━━━━━ Provided records
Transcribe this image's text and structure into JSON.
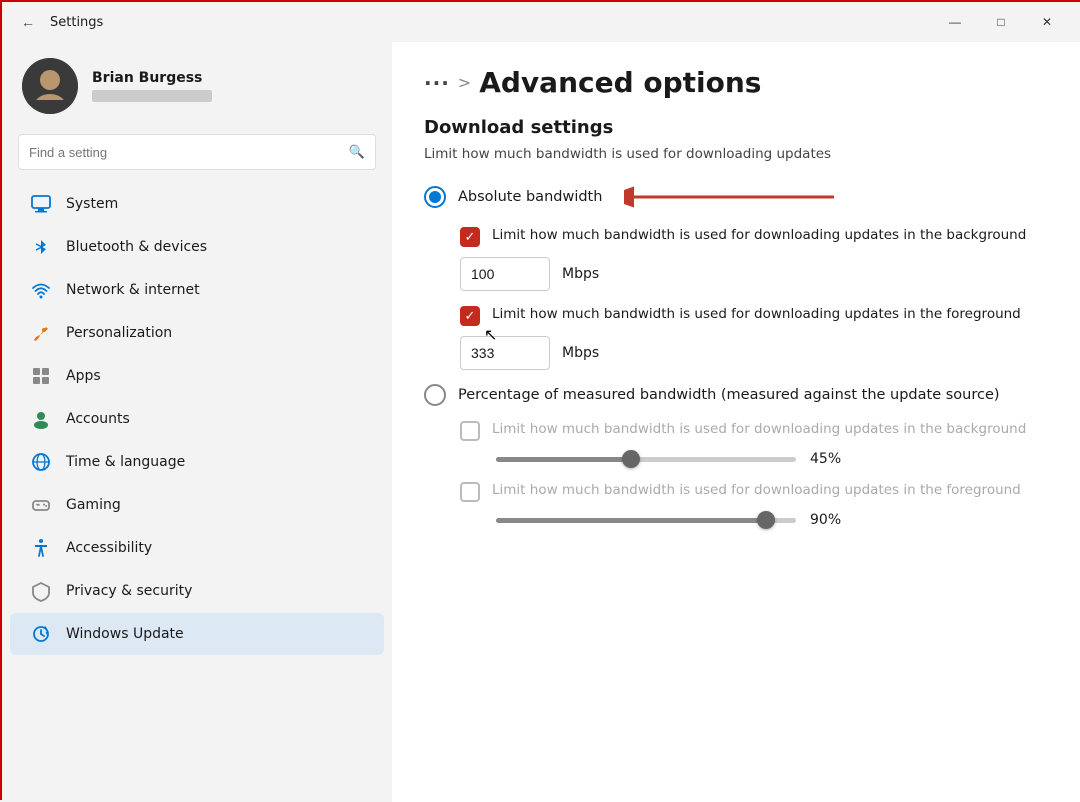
{
  "window": {
    "title": "Settings",
    "back_button": "←"
  },
  "titlebar_controls": {
    "minimize": "—",
    "maximize": "□",
    "close": "✕"
  },
  "user": {
    "name": "Brian Burgess"
  },
  "search": {
    "placeholder": "Find a setting"
  },
  "nav": {
    "items": [
      {
        "id": "system",
        "label": "System",
        "icon": "monitor"
      },
      {
        "id": "bluetooth",
        "label": "Bluetooth & devices",
        "icon": "bluetooth"
      },
      {
        "id": "network",
        "label": "Network & internet",
        "icon": "wifi"
      },
      {
        "id": "personalization",
        "label": "Personalization",
        "icon": "brush"
      },
      {
        "id": "apps",
        "label": "Apps",
        "icon": "apps"
      },
      {
        "id": "accounts",
        "label": "Accounts",
        "icon": "person"
      },
      {
        "id": "time",
        "label": "Time & language",
        "icon": "globe"
      },
      {
        "id": "gaming",
        "label": "Gaming",
        "icon": "gaming"
      },
      {
        "id": "accessibility",
        "label": "Accessibility",
        "icon": "accessibility"
      },
      {
        "id": "privacy",
        "label": "Privacy & security",
        "icon": "shield"
      },
      {
        "id": "update",
        "label": "Windows Update",
        "icon": "update"
      }
    ]
  },
  "breadcrumb": {
    "dots": "···",
    "separator": ">",
    "page": "Advanced options"
  },
  "main": {
    "section_title": "Download settings",
    "section_desc": "Limit how much bandwidth is used for downloading updates",
    "radio1": {
      "label": "Absolute bandwidth",
      "selected": true
    },
    "checkbox1": {
      "label": "Limit how much bandwidth is used for downloading updates in the background",
      "checked": true
    },
    "input1": {
      "value": "100",
      "unit": "Mbps"
    },
    "checkbox2": {
      "label": "Limit how much bandwidth is used for downloading updates in the foreground",
      "checked": true
    },
    "input2": {
      "value": "333",
      "unit": "Mbps"
    },
    "radio2": {
      "label": "Percentage of measured bandwidth (measured against the update source)",
      "selected": false
    },
    "checkbox3": {
      "label": "Limit how much bandwidth is used for downloading updates in the background",
      "checked": false,
      "disabled": true
    },
    "slider1": {
      "value": 45,
      "display": "45%"
    },
    "checkbox4": {
      "label": "Limit how much bandwidth is used for downloading updates in the foreground",
      "checked": false,
      "disabled": true
    },
    "slider2": {
      "value": 90,
      "display": "90%"
    }
  }
}
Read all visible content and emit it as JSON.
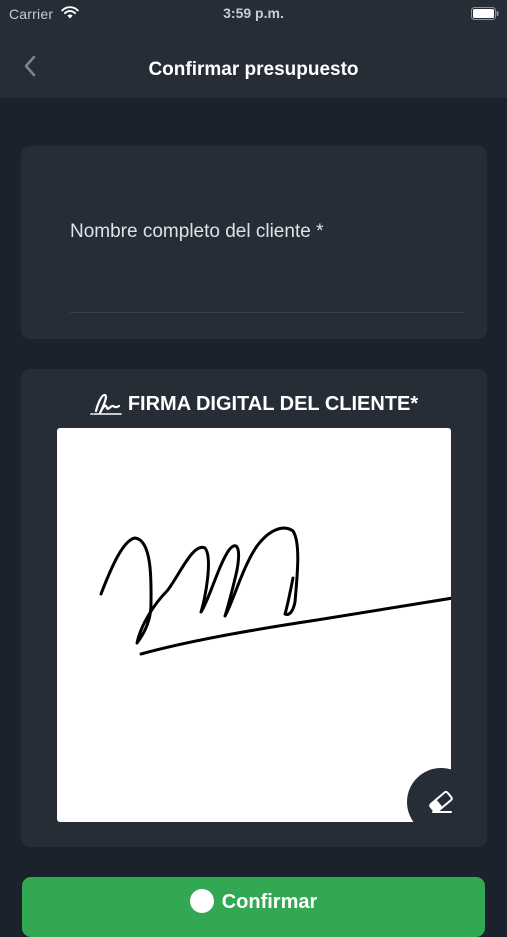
{
  "status_bar": {
    "carrier": "Carrier",
    "time": "3:59 p.m.",
    "icons": [
      "wifi-icon",
      "battery-icon"
    ]
  },
  "nav": {
    "back_icon": "chevron-left-icon",
    "title": "Confirmar presupuesto"
  },
  "client_form": {
    "name_label": "Nombre completo del cliente *",
    "name_value": ""
  },
  "signature": {
    "icon": "signature-icon",
    "title": "FIRMA DIGITAL DEL CLIENTE*",
    "erase_icon": "eraser-icon"
  },
  "confirm": {
    "icon": "check-circle-icon",
    "label": "Confirmar"
  },
  "colors": {
    "background": "#1c222b",
    "surface": "#262d37",
    "accent_green": "#32a852",
    "text": "#ffffff"
  }
}
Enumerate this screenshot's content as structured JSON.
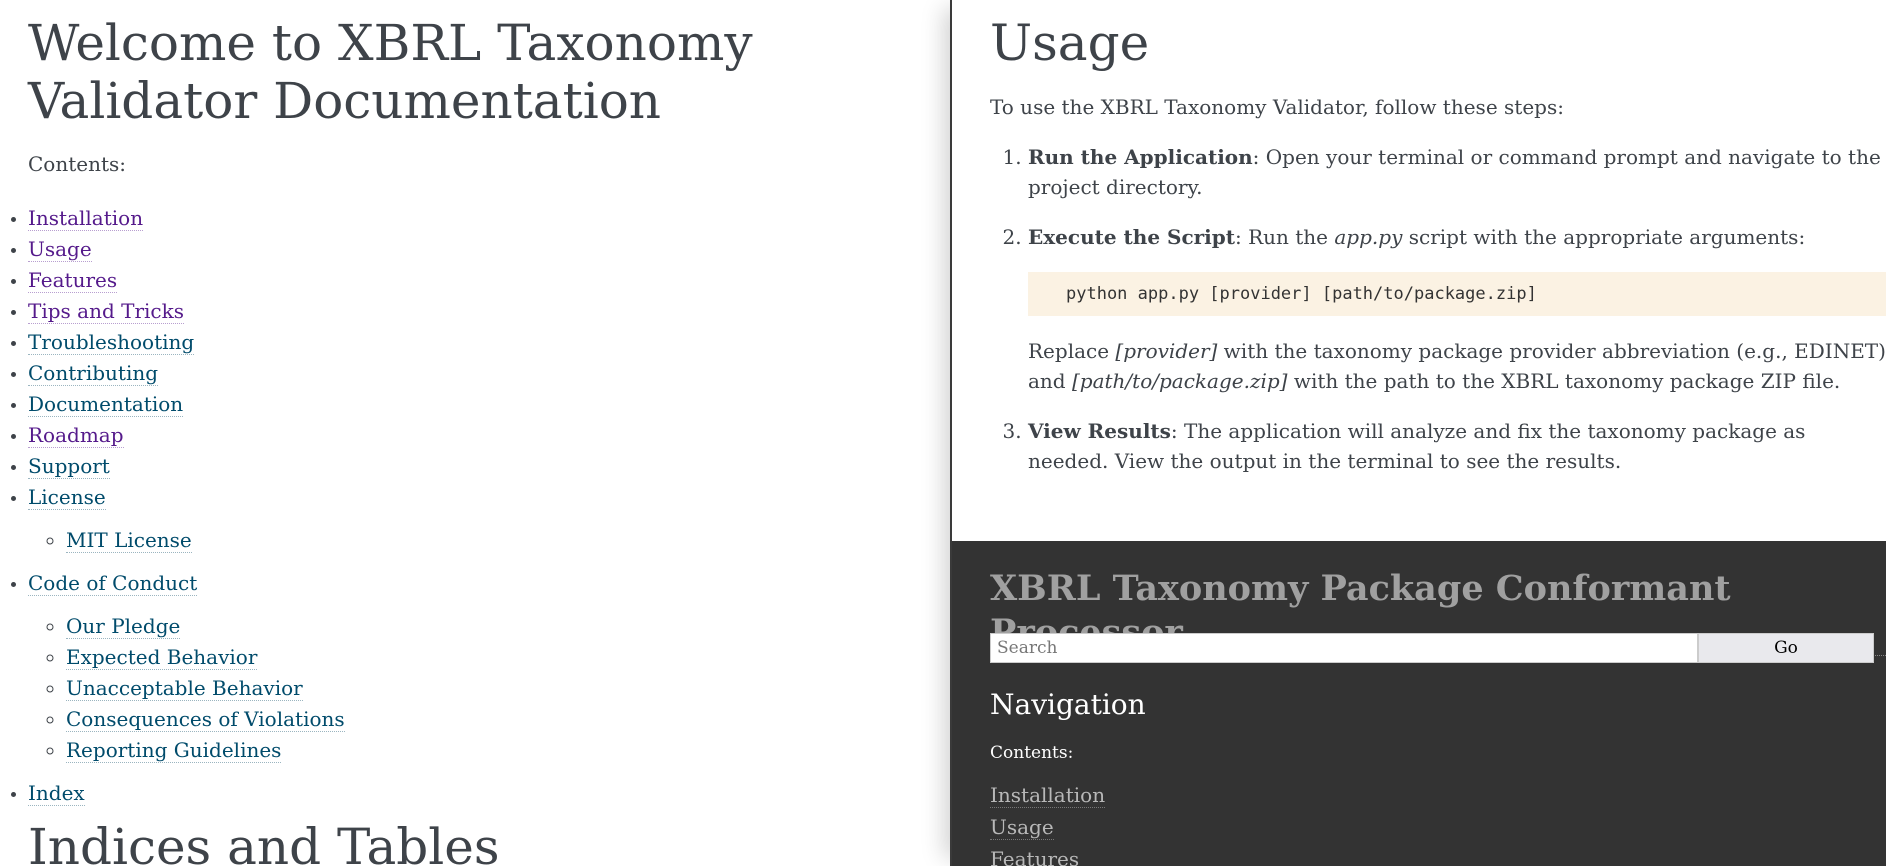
{
  "left": {
    "title": "Welcome to XBRL Taxonomy Validator Documentation",
    "contents_caption": "Contents:",
    "toc": [
      {
        "label": "Installation",
        "visited": true
      },
      {
        "label": "Usage",
        "visited": true
      },
      {
        "label": "Features",
        "visited": true
      },
      {
        "label": "Tips and Tricks",
        "visited": true
      },
      {
        "label": "Troubleshooting",
        "visited": false
      },
      {
        "label": "Contributing",
        "visited": false
      },
      {
        "label": "Documentation",
        "visited": false
      },
      {
        "label": "Roadmap",
        "visited": true
      },
      {
        "label": "Support",
        "visited": false
      },
      {
        "label": "License",
        "visited": false,
        "children": [
          "MIT License"
        ]
      },
      {
        "label": "Code of Conduct",
        "visited": false,
        "children": [
          "Our Pledge",
          "Expected Behavior",
          "Unacceptable Behavior",
          "Consequences of Violations",
          "Reporting Guidelines"
        ]
      },
      {
        "label": "Index",
        "visited": false
      }
    ],
    "indices_title": "Indices and Tables"
  },
  "right": {
    "usage_title": "Usage",
    "intro": "To use the XBRL Taxonomy Validator, follow these steps:",
    "step1": {
      "bold": "Run the Application",
      "text": ": Open your terminal or command prompt and navigate to the project directory."
    },
    "step2": {
      "bold": "Execute the Script",
      "pre": ": Run the ",
      "italic": "app.py",
      "post": " script with the appropriate arguments:"
    },
    "code": "python app.py [provider] [path/to/package.zip]",
    "replace": {
      "pre": "Replace ",
      "provider": "[provider]",
      "mid": " with the taxonomy package provider abbreviation (e.g., EDINET) and ",
      "path": "[path/to/package.zip]",
      "post": " with the path to the XBRL taxonomy package ZIP file."
    },
    "step3": {
      "bold": "View Results",
      "text": ": The application will analyze and fix the taxonomy package as needed. View the output in the terminal to see the results."
    }
  },
  "sidebar": {
    "title": "XBRL Taxonomy Package Conformant Processor",
    "search_placeholder": "Search",
    "go_label": "Go",
    "nav_heading": "Navigation",
    "contents_caption": "Contents:",
    "items": [
      "Installation",
      "Usage",
      "Features"
    ]
  },
  "colors": {
    "text": "#3e4349",
    "link": "#004b6b",
    "visited_link": "#551a8b",
    "code_bg": "#fbf2e3",
    "sidebar_bg": "#333333"
  }
}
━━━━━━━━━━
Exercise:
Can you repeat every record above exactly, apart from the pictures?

Exercise output:
Transcribe this image's text and structure into JSON.
{
  "window": {
    "title": "Settings",
    "back_button": "←"
  },
  "titlebar_controls": {
    "minimize": "—",
    "maximize": "□",
    "close": "✕"
  },
  "user": {
    "name": "Brian Burgess"
  },
  "search": {
    "placeholder": "Find a setting"
  },
  "nav": {
    "items": [
      {
        "id": "system",
        "label": "System",
        "icon": "monitor"
      },
      {
        "id": "bluetooth",
        "label": "Bluetooth & devices",
        "icon": "bluetooth"
      },
      {
        "id": "network",
        "label": "Network & internet",
        "icon": "wifi"
      },
      {
        "id": "personalization",
        "label": "Personalization",
        "icon": "brush"
      },
      {
        "id": "apps",
        "label": "Apps",
        "icon": "apps"
      },
      {
        "id": "accounts",
        "label": "Accounts",
        "icon": "person"
      },
      {
        "id": "time",
        "label": "Time & language",
        "icon": "globe"
      },
      {
        "id": "gaming",
        "label": "Gaming",
        "icon": "gaming"
      },
      {
        "id": "accessibility",
        "label": "Accessibility",
        "icon": "accessibility"
      },
      {
        "id": "privacy",
        "label": "Privacy & security",
        "icon": "shield"
      },
      {
        "id": "update",
        "label": "Windows Update",
        "icon": "update"
      }
    ]
  },
  "breadcrumb": {
    "dots": "···",
    "separator": ">",
    "page": "Advanced options"
  },
  "main": {
    "section_title": "Download settings",
    "section_desc": "Limit how much bandwidth is used for downloading updates",
    "radio1": {
      "label": "Absolute bandwidth",
      "selected": true
    },
    "checkbox1": {
      "label": "Limit how much bandwidth is used for downloading updates in the background",
      "checked": true
    },
    "input1": {
      "value": "100",
      "unit": "Mbps"
    },
    "checkbox2": {
      "label": "Limit how much bandwidth is used for downloading updates in the foreground",
      "checked": true
    },
    "input2": {
      "value": "333",
      "unit": "Mbps"
    },
    "radio2": {
      "label": "Percentage of measured bandwidth (measured against the update source)",
      "selected": false
    },
    "checkbox3": {
      "label": "Limit how much bandwidth is used for downloading updates in the background",
      "checked": false,
      "disabled": true
    },
    "slider1": {
      "value": 45,
      "display": "45%"
    },
    "checkbox4": {
      "label": "Limit how much bandwidth is used for downloading updates in the foreground",
      "checked": false,
      "disabled": true
    },
    "slider2": {
      "value": 90,
      "display": "90%"
    }
  }
}
Read all visible content and emit it as JSON.
{
  "status_bar": {
    "carrier": "Carrier",
    "time": "3:59 p.m.",
    "icons": [
      "wifi-icon",
      "battery-icon"
    ]
  },
  "nav": {
    "back_icon": "chevron-left-icon",
    "title": "Confirmar presupuesto"
  },
  "client_form": {
    "name_label": "Nombre completo del cliente *",
    "name_value": ""
  },
  "signature": {
    "icon": "signature-icon",
    "title": "FIRMA DIGITAL DEL CLIENTE*",
    "erase_icon": "eraser-icon"
  },
  "confirm": {
    "icon": "check-circle-icon",
    "label": "Confirmar"
  },
  "colors": {
    "background": "#1c222b",
    "surface": "#262d37",
    "accent_green": "#32a852",
    "text": "#ffffff"
  }
}
Enumerate this screenshot's content as structured JSON.
{
  "left": {
    "title": "Welcome to XBRL Taxonomy Validator Documentation",
    "contents_caption": "Contents:",
    "toc": [
      {
        "label": "Installation",
        "visited": true
      },
      {
        "label": "Usage",
        "visited": true
      },
      {
        "label": "Features",
        "visited": true
      },
      {
        "label": "Tips and Tricks",
        "visited": true
      },
      {
        "label": "Troubleshooting",
        "visited": false
      },
      {
        "label": "Contributing",
        "visited": false
      },
      {
        "label": "Documentation",
        "visited": false
      },
      {
        "label": "Roadmap",
        "visited": true
      },
      {
        "label": "Support",
        "visited": false
      },
      {
        "label": "License",
        "visited": false,
        "children": [
          "MIT License"
        ]
      },
      {
        "label": "Code of Conduct",
        "visited": false,
        "children": [
          "Our Pledge",
          "Expected Behavior",
          "Unacceptable Behavior",
          "Consequences of Violations",
          "Reporting Guidelines"
        ]
      },
      {
        "label": "Index",
        "visited": false
      }
    ],
    "indices_title": "Indices and Tables"
  },
  "right": {
    "usage_title": "Usage",
    "intro": "To use the XBRL Taxonomy Validator, follow these steps:",
    "step1": {
      "bold": "Run the Application",
      "text": ": Open your terminal or command prompt and navigate to the project directory."
    },
    "step2": {
      "bold": "Execute the Script",
      "pre": ": Run the ",
      "italic": "app.py",
      "post": " script with the appropriate arguments:"
    },
    "code": "python app.py [provider] [path/to/package.zip]",
    "replace": {
      "pre": "Replace ",
      "provider": "[provider]",
      "mid": " with the taxonomy package provider abbreviation (e.g., EDINET) and ",
      "path": "[path/to/package.zip]",
      "post": " with the path to the XBRL taxonomy package ZIP file."
    },
    "step3": {
      "bold": "View Results",
      "text": ": The application will analyze and fix the taxonomy package as needed. View the output in the terminal to see the results."
    }
  },
  "sidebar": {
    "title": "XBRL Taxonomy Package Conformant Processor",
    "search_placeholder": "Search",
    "go_label": "Go",
    "nav_heading": "Navigation",
    "contents_caption": "Contents:",
    "items": [
      "Installation",
      "Usage",
      "Features"
    ]
  },
  "colors": {
    "text": "#3e4349",
    "link": "#004b6b",
    "visited_link": "#551a8b",
    "code_bg": "#fbf2e3",
    "sidebar_bg": "#333333"
  }
}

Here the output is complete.